It's everything that surrounds Peter and Gwen, unfortunately, that constantly drags the film down. As the geneticist Dr. Curt Connors, who experiments on himself and eventually transforms into the monstrous Lizard, Rhys Ifans is largely on autopilot, a villain who provides occasional obstacles for our hero and not much more. Campbell Scott and Embeth Davidtz appear in flashbacks as Peter's parents, in roles that seem to be much more important to the future Amazing Spider-Man sequel, and though Sally Field makes a perfectly good Aunt May, it's Martin Sheen who makes the stronger impression as Uncle Ben-- and, as you surely know by now, he doesn't stick around the movie too long.

About an hour in Connors transforms into the Lizard for the first time, and with a villain for Spider-Man to face and action set pieces to breeze through, the movie picks up considerable steam. Only one fight-- set at Peter's Midtown Science High School, and featuring a charming Stan Lee cameo-- is truly unique, but the others work just fine, and the much-promoted sequence atop a skyscraper carries a nice vertiginous thrill. But there's also no strong connection between the Lizard and Spider-Man, despite all that back story about Connors working with Peter's father, and as far as CGI beasts go, the Lizard is nothing groundbreaking or special.
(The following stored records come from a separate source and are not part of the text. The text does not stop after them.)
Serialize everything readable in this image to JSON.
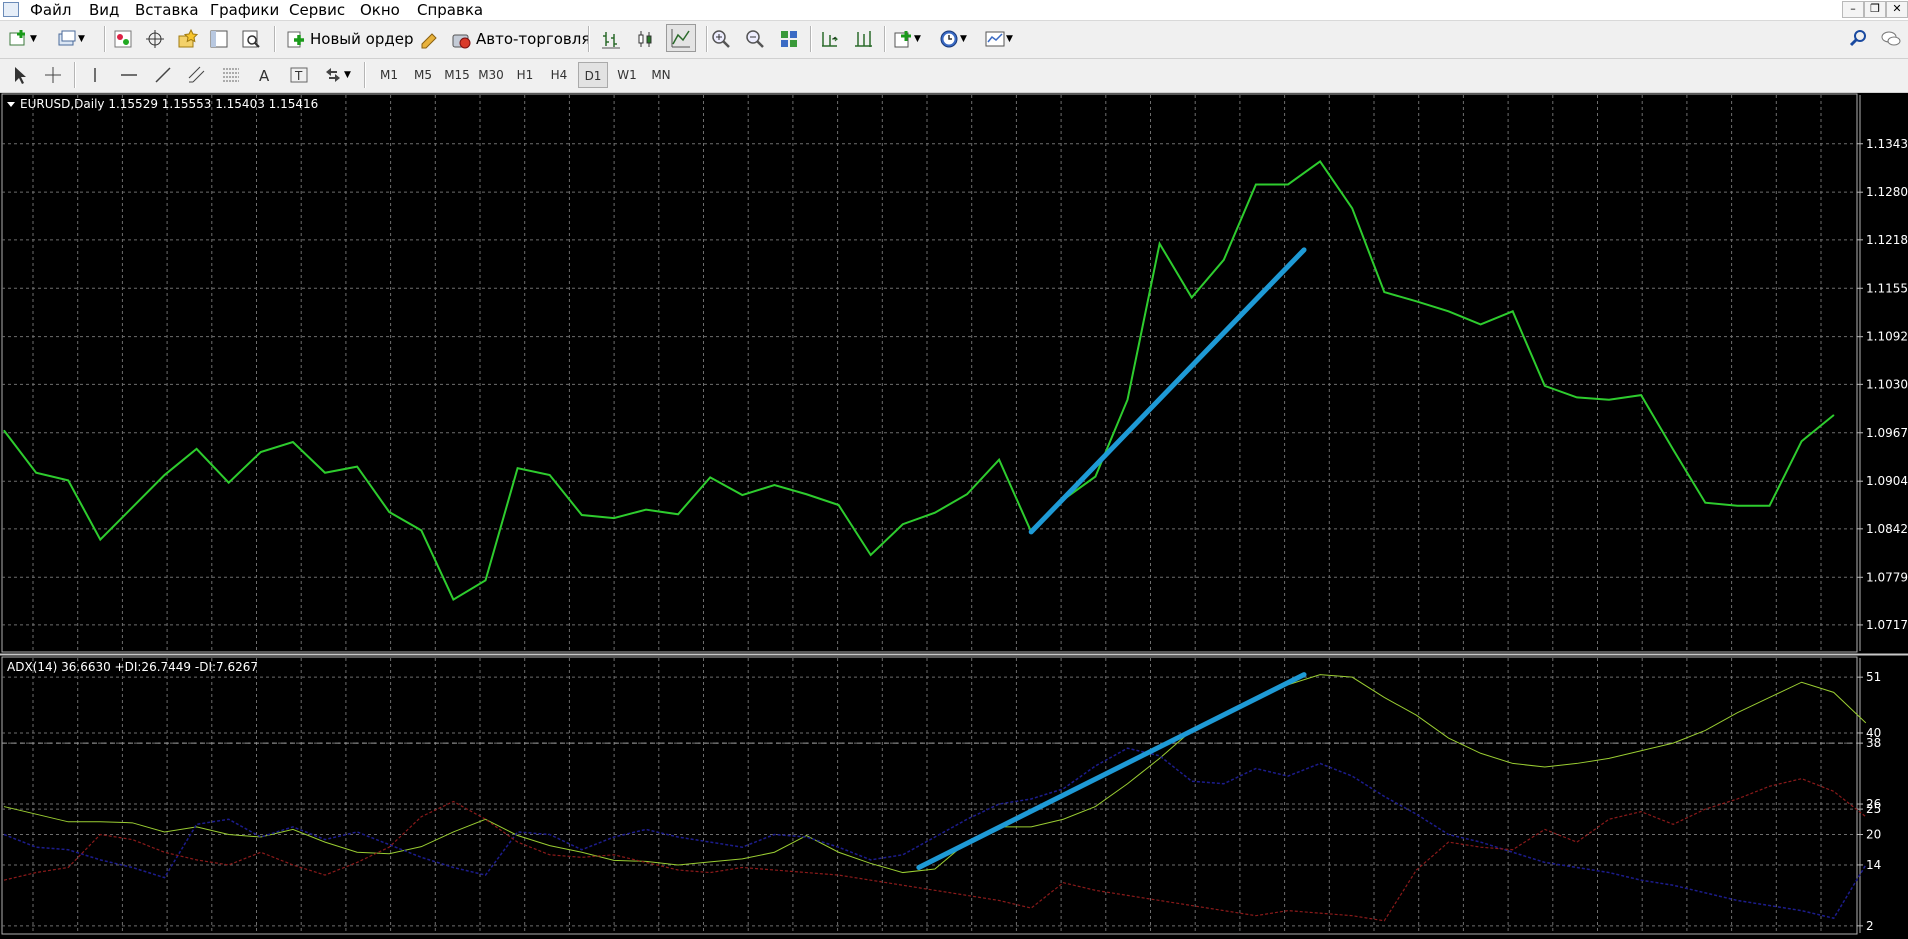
{
  "menu": {
    "items": [
      "Файл",
      "Вид",
      "Вставка",
      "Графики",
      "Сервис",
      "Окно",
      "Справка"
    ]
  },
  "window_controls": [
    "–",
    "❐",
    "✕"
  ],
  "toolbar": {
    "new_order_label": "Новый ордер",
    "auto_trading_label": "Авто-торговля"
  },
  "timeframes": [
    "M1",
    "M5",
    "M15",
    "M30",
    "H1",
    "H4",
    "D1",
    "W1",
    "MN"
  ],
  "active_timeframe": "D1",
  "colors": {
    "price_line": "#2ecc2e",
    "adx_line": "#9acd32",
    "plus_di": "#1c1c8c",
    "minus_di": "#8b1a1a",
    "trend_line": "#1e9ad6",
    "grid": "#6e6e6e"
  },
  "chart_data": [
    {
      "type": "line",
      "title": "EURUSD,Daily  1.15529 1.15553 1.15403 1.15416",
      "series": [
        {
          "values": [
            1.097,
            1.0915,
            1.0905,
            1.0828,
            1.087,
            1.0912,
            1.0946,
            1.0902,
            1.0942,
            1.0955,
            1.0915,
            1.0923,
            1.0864,
            1.084,
            1.075,
            1.0775,
            1.0921,
            1.0912,
            1.086,
            1.0856,
            1.0867,
            1.0861,
            1.0909,
            1.0886,
            1.0899,
            1.0887,
            1.0873,
            1.0808,
            1.0848,
            1.0863,
            1.0887,
            1.0932,
            1.0838,
            1.088,
            1.091,
            1.101,
            1.1213,
            1.1143,
            1.1192,
            1.129,
            1.129,
            1.132,
            1.1259,
            1.115,
            1.1138,
            1.1125,
            1.1108,
            1.1125,
            1.1028,
            1.1013,
            1.101,
            1.1016,
            1.0945,
            1.0876,
            1.0872,
            1.0872,
            1.0956,
            1.099
          ]
        }
      ],
      "y_ticks": [
        "1.13430",
        "1.12800",
        "1.12180",
        "1.11550",
        "1.10920",
        "1.10300",
        "1.09670",
        "1.09040",
        "1.08420",
        "1.07790",
        "1.07170"
      ],
      "ylim": [
        1.07,
        1.137
      ],
      "grid": true,
      "annotations": [
        {
          "type": "trend-line",
          "from": [
            32,
            1.0838
          ],
          "to": [
            40.5,
            1.1205
          ]
        }
      ]
    },
    {
      "type": "line",
      "title": "ADX(14) 36.6630 +DI:26.7449 -DI:7.6267",
      "series": [
        {
          "values": [
            25.5,
            24,
            22.5,
            22.5,
            22.3,
            20.5,
            21.5,
            20,
            19.5,
            21,
            18.5,
            16.5,
            16.2,
            17.6,
            20.5,
            23,
            19.8,
            17.8,
            16.5,
            14.9,
            14.7,
            14,
            14.6,
            15.2,
            16.5,
            19.8,
            16.5,
            14.3,
            12.5,
            13.2,
            18.5,
            21.5,
            21.5,
            23,
            25.5,
            30,
            35,
            40.5,
            43.5,
            46.5,
            49.5,
            51.5,
            51,
            47,
            43.5,
            39,
            36,
            34,
            33.3,
            34,
            35,
            36.5,
            38,
            40.5,
            44,
            47,
            50,
            48,
            42
          ]
        },
        {
          "values": [
            20,
            17.5,
            17,
            15,
            13.5,
            11.5,
            22,
            23,
            19.5,
            21.5,
            19,
            20.5,
            18,
            15.5,
            13.5,
            12,
            20.5,
            20,
            17,
            19.5,
            21,
            19.5,
            18.5,
            17.5,
            20,
            19.5,
            17.5,
            15,
            16,
            19.5,
            23,
            26,
            27,
            29,
            33.5,
            37,
            35.5,
            30.5,
            30,
            33,
            31.5,
            34,
            31.5,
            27.5,
            24,
            20,
            18.5,
            16.5,
            14.5,
            13.5,
            12.5,
            11,
            10,
            8.5,
            7,
            6,
            5,
            3.5,
            14
          ]
        },
        {
          "values": [
            11,
            12.5,
            13.5,
            20,
            19,
            16.5,
            15,
            14,
            16.5,
            14,
            12,
            14.5,
            17.5,
            23.5,
            26.5,
            23,
            18.5,
            16,
            15.5,
            16,
            14.5,
            13,
            12.5,
            13.5,
            13,
            12.5,
            12,
            11,
            10,
            9,
            8,
            7,
            5.5,
            10.5,
            9,
            8,
            7,
            6,
            5,
            4,
            5,
            4.5,
            4,
            3,
            13,
            18.5,
            17.5,
            17,
            21,
            18.5,
            23,
            24.5,
            22,
            25,
            27,
            29.5,
            31,
            28.5,
            23.5
          ]
        }
      ],
      "y_ticks": [
        "51",
        "40",
        "38",
        "26",
        "25",
        "20",
        "14",
        "2"
      ],
      "ylim": [
        0,
        53
      ],
      "levels": [
        38
      ],
      "grid": true,
      "annotations": [
        {
          "type": "trend-line",
          "from": [
            28.5,
            13.5
          ],
          "to": [
            40.5,
            51.5
          ]
        }
      ]
    }
  ]
}
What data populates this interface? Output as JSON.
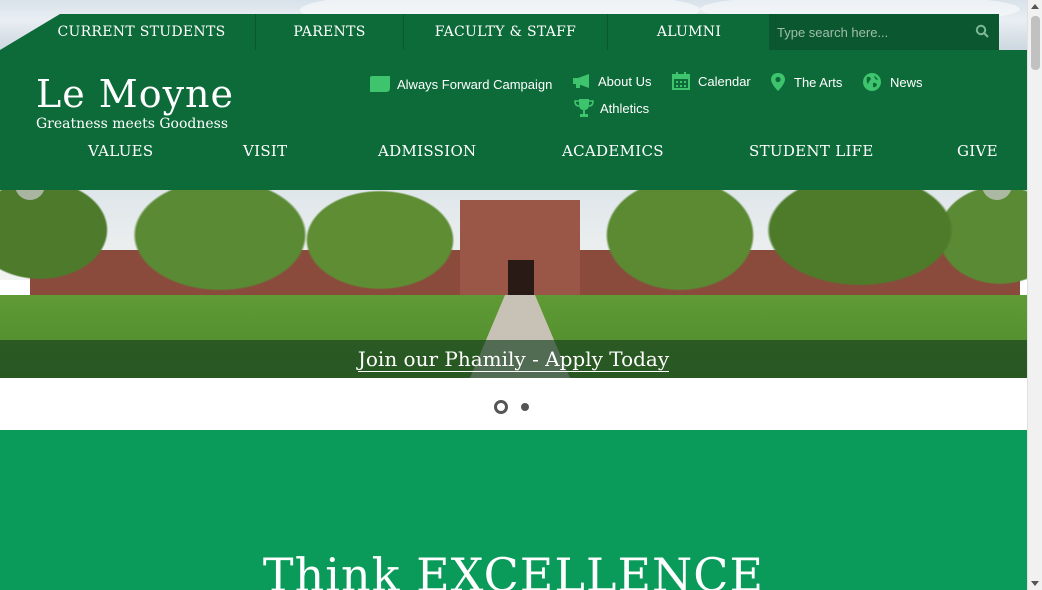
{
  "topnav": {
    "items": [
      "CURRENT STUDENTS",
      "PARENTS",
      "FACULTY & STAFF",
      "ALUMNI"
    ]
  },
  "search": {
    "placeholder": "Type search here...",
    "icon": "search-icon"
  },
  "logo": {
    "name": "Le Moyne",
    "tagline": "Greatness meets Goodness"
  },
  "quick_links": [
    {
      "label": "Always Forward Campaign",
      "icon": "campaign-icon"
    },
    {
      "label": "About Us",
      "icon": "megaphone-icon"
    },
    {
      "label": "Calendar",
      "icon": "calendar-icon"
    },
    {
      "label": "The Arts",
      "icon": "map-pin-icon"
    },
    {
      "label": "News",
      "icon": "globe-icon"
    },
    {
      "label": "Athletics",
      "icon": "trophy-icon"
    }
  ],
  "mainnav": {
    "items": [
      "VALUES",
      "VISIT",
      "ADMISSION",
      "ACADEMICS",
      "STUDENT LIFE",
      "GIVE"
    ]
  },
  "hero": {
    "caption": "Join our Phamily - Apply Today",
    "slides_total": 2,
    "active_slide": 1
  },
  "section": {
    "heading": "Think EXCELLENCE"
  },
  "colors": {
    "header_green": "#0d6b3a",
    "section_green": "#0a9a59",
    "icon_green": "#3ec46d"
  }
}
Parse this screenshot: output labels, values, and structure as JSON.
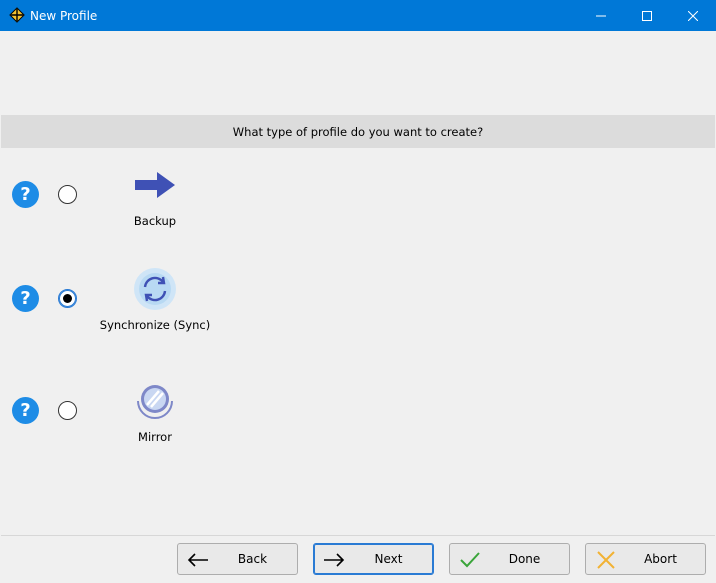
{
  "window": {
    "title": "New Profile",
    "app_icon": "freefilesync-icon"
  },
  "question": "What type of profile do you want to create?",
  "options": [
    {
      "label": "Backup",
      "selected": false,
      "icon": "arrow-right-icon"
    },
    {
      "label": "Synchronize (Sync)",
      "selected": true,
      "icon": "sync-icon"
    },
    {
      "label": "Mirror",
      "selected": false,
      "icon": "mirror-icon"
    }
  ],
  "buttons": {
    "back": "Back",
    "next": "Next",
    "done": "Done",
    "abort": "Abort"
  },
  "colors": {
    "titlebar": "#0078d7",
    "help": "#1e8ce6",
    "accent_icon": "#3f51b5"
  }
}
That goes for just about all the big-screen theatrics of The Amazing Spider-Man-- it jumps every required hurdle for a superhero blockbuster, but just barely, and with no flair.

But even after all that, it's exciting to think of where Spider-Man might go next, reinvigorated with a strong new cast and a deeper back story that hopefully won't need too many villains (hello, Spider-Man 3!) to raise the stakes next time. The Amazing Spider-Man isn't the bold curtain-raiser they needed to justify a reboot such a short time later, but it earns its keep. Spider-Man lives to see another franchise-- maybe next time they'll make it a clear victory.

For our To 3D or not to 3D guide to The Amazing Spider-Man, go Here.

Katey Rich

Staff Writer at CinemaBlend